Items from an interface collection:
——
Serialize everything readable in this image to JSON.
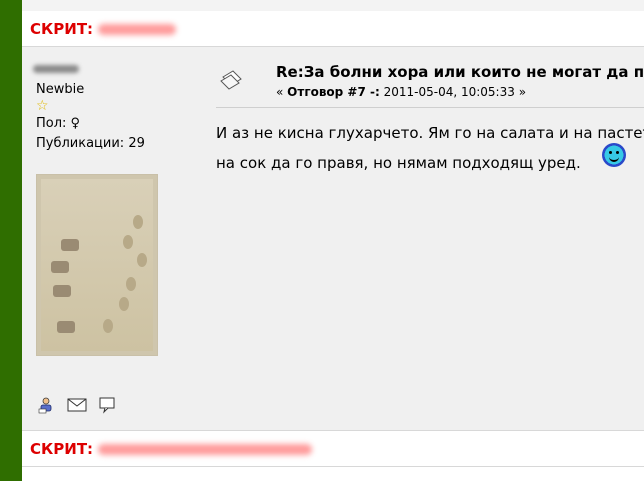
{
  "hidden_header_top": {
    "label": "СКРИТ:"
  },
  "poster": {
    "rank": "Newbie",
    "gender_label": "Пол: ♀",
    "posts_label": "Публикации: 29"
  },
  "post": {
    "subject": "Re:За болни хора или които не могат да п",
    "meta_prefix": "« ",
    "meta_reply": "Отговор #7 -:",
    "meta_date": " 2011-05-04, 10:05:33 »",
    "message_line1": "И аз не кисна глухарчето. Ям го на салата и на пастет",
    "message_line2": "на сок да го правя, но нямам подходящ уред."
  },
  "hidden_header_bottom": {
    "label": "СКРИТ:"
  },
  "icons": [
    "profile-icon",
    "email-icon",
    "quote-icon",
    "smiley-icon",
    "post-icon",
    "star-icon"
  ],
  "colors": {
    "left_bar": "#2f6e00",
    "hidden_label": "#dd0000",
    "post_bg": "#f0f0f0"
  }
}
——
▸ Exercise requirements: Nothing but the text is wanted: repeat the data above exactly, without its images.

▸ Finished task:
Serialize everything readable in this image to JSON.
{
  "hidden_header_top": {
    "label": "СКРИТ:"
  },
  "poster": {
    "rank": "Newbie",
    "gender_label": "Пол: ♀",
    "posts_label": "Публикации: 29"
  },
  "post": {
    "subject": "Re:За болни хора или които не могат да п",
    "meta_prefix": "« ",
    "meta_reply": "Отговор #7 -:",
    "meta_date": " 2011-05-04, 10:05:33 »",
    "message_line1": "И аз не кисна глухарчето. Ям го на салата и на пастет",
    "message_line2": "на сок да го правя, но нямам подходящ уред."
  },
  "hidden_header_bottom": {
    "label": "СКРИТ:"
  },
  "icons": [
    "profile-icon",
    "email-icon",
    "quote-icon",
    "smiley-icon",
    "post-icon",
    "star-icon"
  ],
  "colors": {
    "left_bar": "#2f6e00",
    "hidden_label": "#dd0000",
    "post_bg": "#f0f0f0"
  }
}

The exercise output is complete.